What to produce: Examine each line of the data. Copy those that contain the string "label".

Exercise data:

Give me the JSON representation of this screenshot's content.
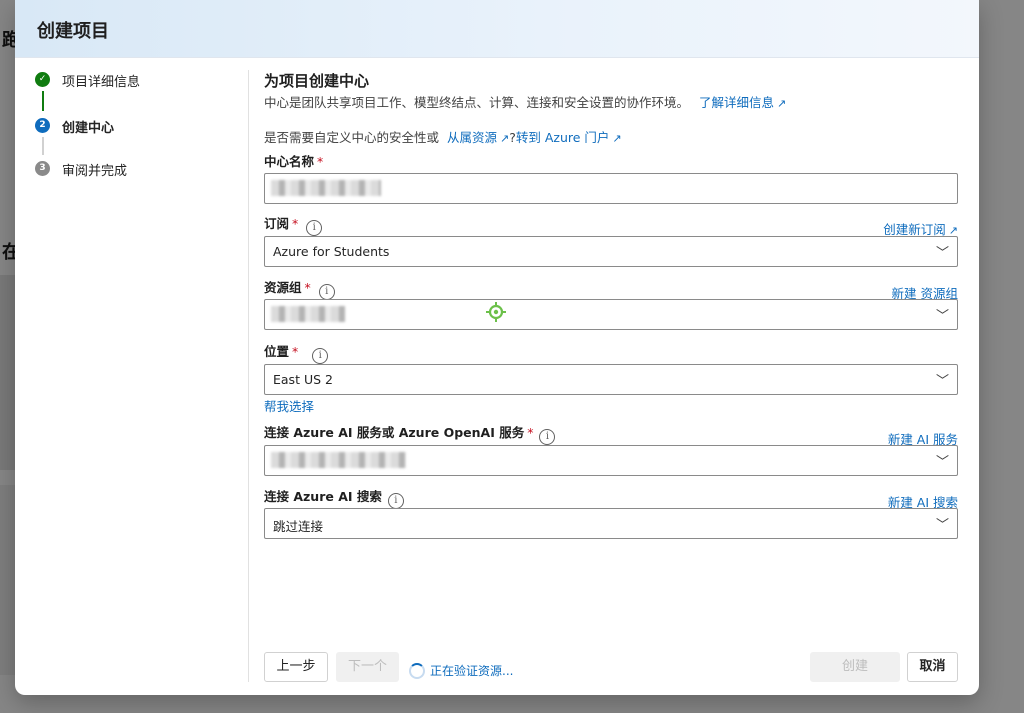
{
  "background": {
    "frag1": "跑",
    "frag2": "在"
  },
  "dialog": {
    "title": "创建项目"
  },
  "steps": [
    {
      "label": "项目详细信息",
      "state": "done",
      "marker": "✓"
    },
    {
      "label": "创建中心",
      "state": "current",
      "marker": "2"
    },
    {
      "label": "审阅并完成",
      "state": "pending",
      "marker": "3"
    }
  ],
  "content": {
    "title": "为项目创建中心",
    "description": "中心是团队共享项目工作、模型终结点、计算、连接和安全设置的协作环境。",
    "learn_more": "了解详细信息",
    "custom_prefix": "是否需要自定义中心的安全性或",
    "custom_link1": "从属资源",
    "custom_mid": "?",
    "custom_link2": "转到 Azure 门户"
  },
  "form": {
    "hub_name": {
      "label": "中心名称",
      "required": "*",
      "value": ""
    },
    "subscription": {
      "label": "订阅",
      "required": "*",
      "value": "Azure for Students",
      "new_link": "创建新订阅"
    },
    "resource_group": {
      "label": "资源组",
      "required": "*",
      "value": "",
      "new_link": "新建 资源组"
    },
    "location": {
      "label": "位置",
      "required": "*",
      "value": "East US 2",
      "help_link": "帮我选择"
    },
    "ai_service": {
      "label": "连接 Azure AI 服务或 Azure OpenAI 服务",
      "required": "*",
      "value": "",
      "new_link": "新建 AI 服务"
    },
    "ai_search": {
      "label": "连接 Azure AI 搜索",
      "value": "跳过连接",
      "new_link": "新建 AI 搜索"
    }
  },
  "footer": {
    "back": "上一步",
    "next": "下一个",
    "validating": "正在验证资源...",
    "create": "创建",
    "cancel": "取消"
  },
  "colors": {
    "accent": "#0f6cbd",
    "success": "#107c10",
    "required": "#c50f1f",
    "cursor_marker": "#6cc04a"
  },
  "icons": {
    "ext": "↗",
    "chevron": "﹀",
    "info": "i"
  }
}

Output for this task:
      "label": "项目详细信息",
      "label": "创建中心",
      "label": "审阅并完成",
      "label": "中心名称",
      "label": "订阅",
      "label": "资源组",
      "label": "位置",
      "label": "连接 Azure AI 服务或 Azure OpenAI 服务",
      "label": "连接 Azure AI 搜索",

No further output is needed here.